» **PROBLEM TO SOLVE**: Could you retype every record below exactly as it appears?

» **PROVIDED DATA**:
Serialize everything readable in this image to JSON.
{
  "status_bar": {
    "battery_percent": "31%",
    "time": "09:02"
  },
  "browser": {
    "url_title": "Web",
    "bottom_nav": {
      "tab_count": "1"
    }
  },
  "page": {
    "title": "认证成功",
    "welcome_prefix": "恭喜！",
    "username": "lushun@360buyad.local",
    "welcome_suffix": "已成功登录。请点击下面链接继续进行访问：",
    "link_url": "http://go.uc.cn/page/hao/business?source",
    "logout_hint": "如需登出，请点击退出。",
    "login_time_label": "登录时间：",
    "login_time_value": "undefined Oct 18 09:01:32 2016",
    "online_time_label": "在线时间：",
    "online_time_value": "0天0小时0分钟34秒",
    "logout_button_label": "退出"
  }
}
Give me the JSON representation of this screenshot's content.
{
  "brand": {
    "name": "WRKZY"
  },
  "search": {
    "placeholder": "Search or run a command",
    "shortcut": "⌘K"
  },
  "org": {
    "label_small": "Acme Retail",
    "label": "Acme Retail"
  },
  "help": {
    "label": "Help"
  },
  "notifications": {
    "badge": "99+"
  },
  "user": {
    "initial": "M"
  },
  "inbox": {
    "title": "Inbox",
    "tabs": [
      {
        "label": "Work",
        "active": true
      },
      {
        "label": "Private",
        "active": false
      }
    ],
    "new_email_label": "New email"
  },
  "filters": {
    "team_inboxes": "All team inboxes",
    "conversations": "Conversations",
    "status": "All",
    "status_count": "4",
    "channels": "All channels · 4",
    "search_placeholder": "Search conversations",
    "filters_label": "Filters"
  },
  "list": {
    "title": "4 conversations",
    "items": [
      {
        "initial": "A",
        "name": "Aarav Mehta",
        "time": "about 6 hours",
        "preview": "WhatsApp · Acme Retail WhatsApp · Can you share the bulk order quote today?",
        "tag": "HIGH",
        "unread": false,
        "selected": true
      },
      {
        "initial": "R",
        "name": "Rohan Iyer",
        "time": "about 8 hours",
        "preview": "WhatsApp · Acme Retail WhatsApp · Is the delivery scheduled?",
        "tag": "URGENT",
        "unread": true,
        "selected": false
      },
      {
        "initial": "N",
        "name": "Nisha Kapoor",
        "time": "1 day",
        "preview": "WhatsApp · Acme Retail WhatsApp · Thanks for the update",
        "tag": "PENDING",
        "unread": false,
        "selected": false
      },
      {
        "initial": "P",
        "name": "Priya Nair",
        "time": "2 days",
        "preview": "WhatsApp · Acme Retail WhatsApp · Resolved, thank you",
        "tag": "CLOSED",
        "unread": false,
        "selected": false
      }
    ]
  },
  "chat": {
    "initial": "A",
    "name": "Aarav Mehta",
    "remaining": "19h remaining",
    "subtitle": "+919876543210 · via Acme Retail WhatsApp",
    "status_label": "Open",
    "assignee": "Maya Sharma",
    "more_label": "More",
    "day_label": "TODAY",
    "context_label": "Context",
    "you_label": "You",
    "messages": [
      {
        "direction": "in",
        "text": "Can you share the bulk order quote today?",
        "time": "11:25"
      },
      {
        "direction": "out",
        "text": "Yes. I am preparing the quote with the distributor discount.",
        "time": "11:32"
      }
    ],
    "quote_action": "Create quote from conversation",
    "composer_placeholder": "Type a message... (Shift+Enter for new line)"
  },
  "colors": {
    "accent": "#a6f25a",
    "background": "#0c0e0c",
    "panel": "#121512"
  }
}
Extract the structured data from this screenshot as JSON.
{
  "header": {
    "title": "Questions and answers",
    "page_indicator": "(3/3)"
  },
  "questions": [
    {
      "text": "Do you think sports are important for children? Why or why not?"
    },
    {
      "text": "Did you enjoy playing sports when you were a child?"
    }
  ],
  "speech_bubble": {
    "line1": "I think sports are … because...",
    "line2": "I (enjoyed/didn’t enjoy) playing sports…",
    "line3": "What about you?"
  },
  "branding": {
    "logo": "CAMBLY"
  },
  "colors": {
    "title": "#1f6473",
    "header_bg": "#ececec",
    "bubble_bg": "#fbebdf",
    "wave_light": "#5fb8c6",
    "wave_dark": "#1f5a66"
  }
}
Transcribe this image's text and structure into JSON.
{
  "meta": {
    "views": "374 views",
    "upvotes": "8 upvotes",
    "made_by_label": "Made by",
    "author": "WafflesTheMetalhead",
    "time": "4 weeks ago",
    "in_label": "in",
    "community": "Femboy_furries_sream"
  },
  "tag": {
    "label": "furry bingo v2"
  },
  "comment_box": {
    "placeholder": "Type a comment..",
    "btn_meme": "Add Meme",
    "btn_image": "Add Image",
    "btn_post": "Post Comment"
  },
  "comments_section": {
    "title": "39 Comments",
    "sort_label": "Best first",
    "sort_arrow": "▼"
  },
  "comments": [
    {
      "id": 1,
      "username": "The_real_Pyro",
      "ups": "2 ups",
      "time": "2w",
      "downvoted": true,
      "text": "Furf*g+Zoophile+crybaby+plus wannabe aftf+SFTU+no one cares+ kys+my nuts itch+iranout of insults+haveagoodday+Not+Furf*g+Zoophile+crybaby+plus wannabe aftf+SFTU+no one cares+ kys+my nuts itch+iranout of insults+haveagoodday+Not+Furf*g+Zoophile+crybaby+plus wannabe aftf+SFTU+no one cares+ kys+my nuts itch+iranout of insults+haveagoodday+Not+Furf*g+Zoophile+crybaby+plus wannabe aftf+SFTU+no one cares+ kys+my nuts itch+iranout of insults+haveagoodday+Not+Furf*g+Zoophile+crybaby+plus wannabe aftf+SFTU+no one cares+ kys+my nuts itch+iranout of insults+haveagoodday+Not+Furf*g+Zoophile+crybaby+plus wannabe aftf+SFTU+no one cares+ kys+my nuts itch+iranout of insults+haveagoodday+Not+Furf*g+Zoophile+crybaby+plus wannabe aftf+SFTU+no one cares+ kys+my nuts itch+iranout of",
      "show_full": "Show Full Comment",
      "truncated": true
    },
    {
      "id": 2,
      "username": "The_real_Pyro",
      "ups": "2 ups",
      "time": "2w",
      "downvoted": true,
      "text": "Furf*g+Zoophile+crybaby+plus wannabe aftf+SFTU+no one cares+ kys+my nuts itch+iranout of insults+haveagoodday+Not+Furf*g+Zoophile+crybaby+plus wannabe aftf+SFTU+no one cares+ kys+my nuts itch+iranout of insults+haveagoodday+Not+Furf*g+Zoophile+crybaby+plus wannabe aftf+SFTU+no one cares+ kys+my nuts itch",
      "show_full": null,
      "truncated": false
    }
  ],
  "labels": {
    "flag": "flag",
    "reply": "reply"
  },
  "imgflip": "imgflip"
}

» **RESPONSE AREA**:
Serialize everything readable in this image to JSON.
{
  "status_bar": {
    "battery_percent": "31%",
    "time": "09:02"
  },
  "browser": {
    "url_title": "Web",
    "bottom_nav": {
      "tab_count": "1"
    }
  },
  "page": {
    "title": "认证成功",
    "welcome_prefix": "恭喜！",
    "username": "lushun@360buyad.local",
    "welcome_suffix": "已成功登录。请点击下面链接继续进行访问：",
    "link_url": "http://go.uc.cn/page/hao/business?source",
    "logout_hint": "如需登出，请点击退出。",
    "login_time_label": "登录时间：",
    "login_time_value": "undefined Oct 18 09:01:32 2016",
    "online_time_label": "在线时间：",
    "online_time_value": "0天0小时0分钟34秒",
    "logout_button_label": "退出"
  }
}
Give me the JSON representation of this screenshot's content.
{
  "brand": {
    "name": "WRKZY"
  },
  "search": {
    "placeholder": "Search or run a command",
    "shortcut": "⌘K"
  },
  "org": {
    "label_small": "Acme Retail",
    "label": "Acme Retail"
  },
  "help": {
    "label": "Help"
  },
  "notifications": {
    "badge": "99+"
  },
  "user": {
    "initial": "M"
  },
  "inbox": {
    "title": "Inbox",
    "tabs": [
      {
        "label": "Work",
        "active": true
      },
      {
        "label": "Private",
        "active": false
      }
    ],
    "new_email_label": "New email"
  },
  "filters": {
    "team_inboxes": "All team inboxes",
    "conversations": "Conversations",
    "status": "All",
    "status_count": "4",
    "channels": "All channels · 4",
    "search_placeholder": "Search conversations",
    "filters_label": "Filters"
  },
  "list": {
    "title": "4 conversations",
    "items": [
      {
        "initial": "A",
        "name": "Aarav Mehta",
        "time": "about 6 hours",
        "preview": "WhatsApp · Acme Retail WhatsApp · Can you share the bulk order quote today?",
        "tag": "HIGH",
        "unread": false,
        "selected": true
      },
      {
        "initial": "R",
        "name": "Rohan Iyer",
        "time": "about 8 hours",
        "preview": "WhatsApp · Acme Retail WhatsApp · Is the delivery scheduled?",
        "tag": "URGENT",
        "unread": true,
        "selected": false
      },
      {
        "initial": "N",
        "name": "Nisha Kapoor",
        "time": "1 day",
        "preview": "WhatsApp · Acme Retail WhatsApp · Thanks for the update",
        "tag": "PENDING",
        "unread": false,
        "selected": false
      },
      {
        "initial": "P",
        "name": "Priya Nair",
        "time": "2 days",
        "preview": "WhatsApp · Acme Retail WhatsApp · Resolved, thank you",
        "tag": "CLOSED",
        "unread": false,
        "selected": false
      }
    ]
  },
  "chat": {
    "initial": "A",
    "name": "Aarav Mehta",
    "remaining": "19h remaining",
    "subtitle": "+919876543210 · via Acme Retail WhatsApp",
    "status_label": "Open",
    "assignee": "Maya Sharma",
    "more_label": "More",
    "day_label": "TODAY",
    "context_label": "Context",
    "you_label": "You",
    "messages": [
      {
        "direction": "in",
        "text": "Can you share the bulk order quote today?",
        "time": "11:25"
      },
      {
        "direction": "out",
        "text": "Yes. I am preparing the quote with the distributor discount.",
        "time": "11:32"
      }
    ],
    "quote_action": "Create quote from conversation",
    "composer_placeholder": "Type a message... (Shift+Enter for new line)"
  },
  "colors": {
    "accent": "#a6f25a",
    "background": "#0c0e0c",
    "panel": "#121512"
  }
}
Extract the structured data from this screenshot as JSON.
{
  "header": {
    "title": "Questions and answers",
    "page_indicator": "(3/3)"
  },
  "questions": [
    {
      "text": "Do you think sports are important for children? Why or why not?"
    },
    {
      "text": "Did you enjoy playing sports when you were a child?"
    }
  ],
  "speech_bubble": {
    "line1": "I think sports are … because...",
    "line2": "I (enjoyed/didn’t enjoy) playing sports…",
    "line3": "What about you?"
  },
  "branding": {
    "logo": "CAMBLY"
  },
  "colors": {
    "title": "#1f6473",
    "header_bg": "#ececec",
    "bubble_bg": "#fbebdf",
    "wave_light": "#5fb8c6",
    "wave_dark": "#1f5a66"
  }
}
Transcribe this image's text and structure into JSON.
{
  "meta": {
    "views": "374 views",
    "upvotes": "8 upvotes",
    "made_by_label": "Made by",
    "author": "WafflesTheMetalhead",
    "time": "4 weeks ago",
    "in_label": "in",
    "community": "Femboy_furries_sream"
  },
  "tag": {
    "label": "furry bingo v2"
  },
  "comment_box": {
    "placeholder": "Type a comment..",
    "btn_meme": "Add Meme",
    "btn_image": "Add Image",
    "btn_post": "Post Comment"
  },
  "comments_section": {
    "title": "39 Comments",
    "sort_label": "Best first",
    "sort_arrow": "▼"
  },
  "comments": [
    {
      "id": 1,
      "username": "The_real_Pyro",
      "ups": "2 ups",
      "time": "2w",
      "downvoted": true,
      "text": "Furf*g+Zoophile+crybaby+plus wannabe aftf+SFTU+no one cares+ kys+my nuts itch+iranout of insults+haveagoodday+Not+Furf*g+Zoophile+crybaby+plus wannabe aftf+SFTU+no one cares+ kys+my nuts itch+iranout of insults+haveagoodday+Not+Furf*g+Zoophile+crybaby+plus wannabe aftf+SFTU+no one cares+ kys+my nuts itch+iranout of insults+haveagoodday+Not+Furf*g+Zoophile+crybaby+plus wannabe aftf+SFTU+no one cares+ kys+my nuts itch+iranout of insults+haveagoodday+Not+Furf*g+Zoophile+crybaby+plus wannabe aftf+SFTU+no one cares+ kys+my nuts itch+iranout of insults+haveagoodday+Not+Furf*g+Zoophile+crybaby+plus wannabe aftf+SFTU+no one cares+ kys+my nuts itch+iranout of insults+haveagoodday+Not+Furf*g+Zoophile+crybaby+plus wannabe aftf+SFTU+no one cares+ kys+my nuts itch+iranout of",
      "show_full": "Show Full Comment",
      "truncated": true
    },
    {
      "id": 2,
      "username": "The_real_Pyro",
      "ups": "2 ups",
      "time": "2w",
      "downvoted": true,
      "text": "Furf*g+Zoophile+crybaby+plus wannabe aftf+SFTU+no one cares+ kys+my nuts itch+iranout of insults+haveagoodday+Not+Furf*g+Zoophile+crybaby+plus wannabe aftf+SFTU+no one cares+ kys+my nuts itch+iranout of insults+haveagoodday+Not+Furf*g+Zoophile+crybaby+plus wannabe aftf+SFTU+no one cares+ kys+my nuts itch",
      "show_full": null,
      "truncated": false
    }
  ],
  "labels": {
    "flag": "flag",
    "reply": "reply"
  },
  "imgflip": "imgflip"
}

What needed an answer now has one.